In my analysis I understand the learning identities of two Latino/Hispanic boys from Mexican origin as both performances and narratives situated in the "figured world" of the CAP. On the one hand, I analyze the enactments of the self that these boys developed as they engaged in shared practices and played different roles. On the other, I analyze how they narrated their activities in the CAP, and told stories about themselves and their social interactions with peers, mentors, and the local community. Furthermore, I review briefly the individual and subjective "history-in-person" of each of them highlighting their family socioeconomic backgrounds, educational attainment, generational status, and the formal schooling tracks they were in. However, before discussing the learning and identity processes of these three Latino/Hispanic boys, I provide a brief analysis of the space, tools, and discourse that characterized the CAP and how they were initially set up by Mr. Lopez, the FHS video technology teacher and one of the co-founders of the after school program.


Applied to the analysis of the Internet

The figured worlds of the internet are mostly readable for these youth. Except the one of FB. The other sites are not imagined as changeable, re-writable, remixable. Even if they are aware of some of that potential.

Different practices according to different worlds: the world of google and the search practice. The world of FB is the one of peers, it is not searchable, but it is a world to share. The world of youtube as the world of music and audiovisual content. The world of netflix as a database and library of television and film content. The world of pandora. The world of 9gag. The worlds of Perfect World and Minecraft. Several worlds.

JP Gee on Figured Worlds as a tool for Discourse Analysis =

"Figured worlds are narratives and images that different social and cultural groups of people use to make sense of the world. They function as simplified models of how things work when they are ‘‘normal’’ and ‘‘natural’’ from the perspective of a particular social and cultural group. They are meant to help people get on with the business of living and communicating without having to reflect explicitly on everything before acting."

"We use words based, as well, on stories, theories, or models in our minds about what is ‘‘normal’’ or ‘‘typical.’’"

"typical stories"

"This is good for getting things done, but sometimes bad in the ways in which such typical stories can marginalize people and things that are not taken as ‘‘normal’’ or ‘‘typical’’ in the story." 169


"What counts as a typical story for people differs by their social and culture groups." 169 >>> accept a typical story like this...

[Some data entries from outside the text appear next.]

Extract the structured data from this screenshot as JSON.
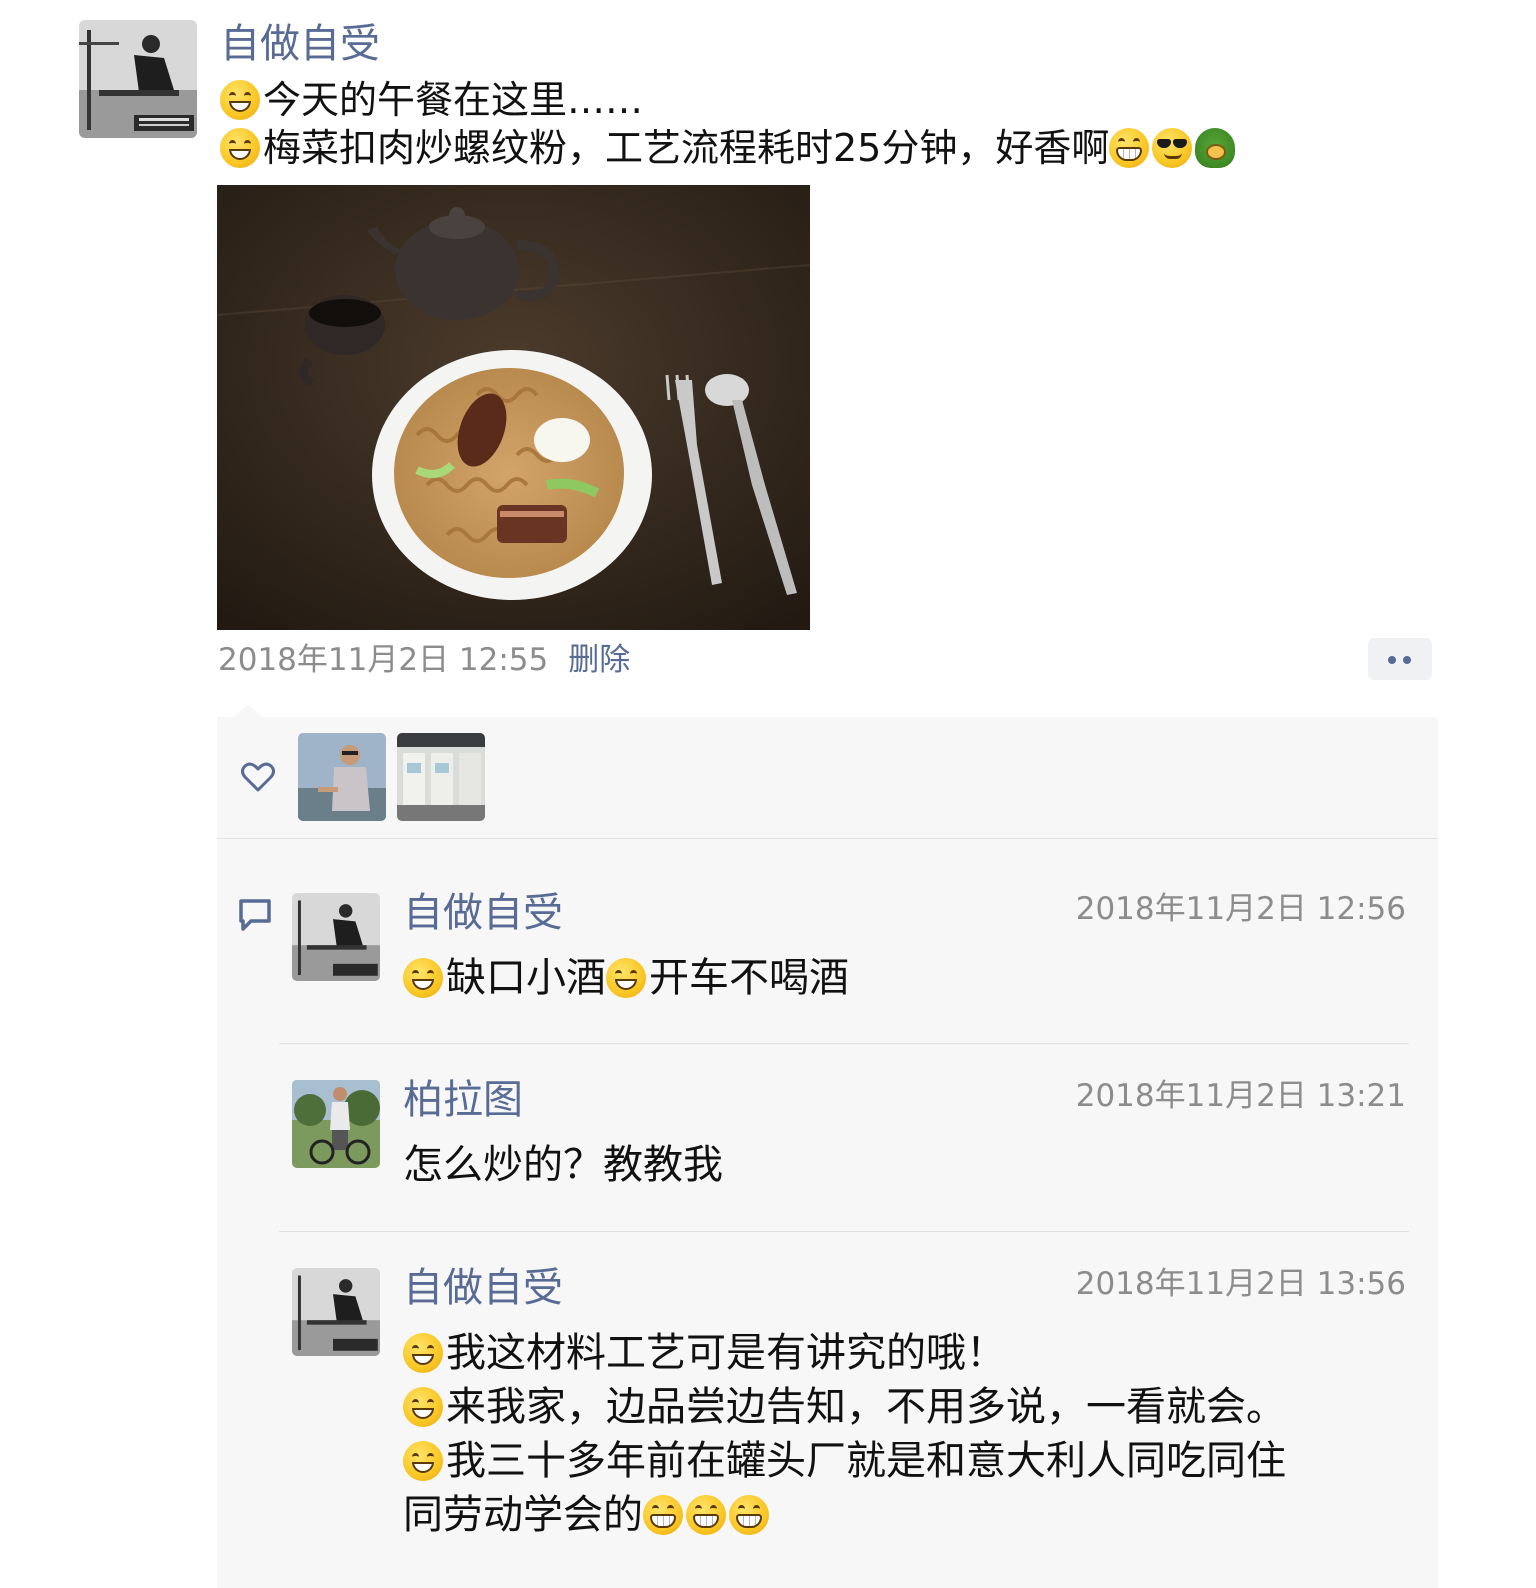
{
  "post": {
    "author": "自做自受",
    "lines": [
      "今天的午餐在这里……",
      "梅菜扣肉炒螺纹粉，工艺流程耗时25分钟，好香啊"
    ],
    "timestamp": "2018年11月2日 12:55",
    "delete_label": "删除"
  },
  "icons": {
    "more": "more-dots-icon",
    "like": "heart-icon",
    "comment": "comment-bubble-icon",
    "emoji_smile": "smile-emoji",
    "emoji_grin": "grin-emoji",
    "emoji_cool": "sunglasses-emoji",
    "emoji_turtle": "turtle-emoji"
  },
  "colors": {
    "link": "#576b95",
    "meta": "#8c8c8c",
    "panel": "#f7f7f7"
  },
  "comments": [
    {
      "name": "自做自受",
      "time": "2018年11月2日 12:56",
      "segments": [
        "缺口小酒",
        "开车不喝酒"
      ]
    },
    {
      "name": "柏拉图",
      "time": "2018年11月2日 13:21",
      "text": "怎么炒的？教教我"
    },
    {
      "name": "自做自受",
      "time": "2018年11月2日 13:56",
      "lines": [
        "我这材料工艺可是有讲究的哦！",
        "来我家，边品尝边告知，不用多说，一看就会。",
        "我三十多年前在罐头厂就是和意大利人同吃同住",
        "同劳动学会的"
      ]
    }
  ]
}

"simplified theories of the world"

"are meant to help people go on about the business of life when one is not allowed the time to think through and research everything before acting."169-170


"help scientist (people) cope, without having to deal with the full complexity of the world all at once."

"These typical stories have been given many different names. They have been called ‘‘folk theories,’’ ‘‘frames,’’ ‘‘scenarios,’’ ‘‘scripts,’’ ‘‘mental models,’’ ‘‘cultural models,’’ ‘‘Discourse models,’’ and ‘‘figured worlds,’’ and each of these terms has its own nuances. Such typical stories are stored in our heads (and we will see in a moment that they are not always only in our heads) in the form of images, metaphors, and narratives." 170


"A figured world is a picture of a simplified world that captures what is taken to be typical or normal."170


"What is taken to be typical or normal, as we have said, varies by context and by people’s social and cultural group"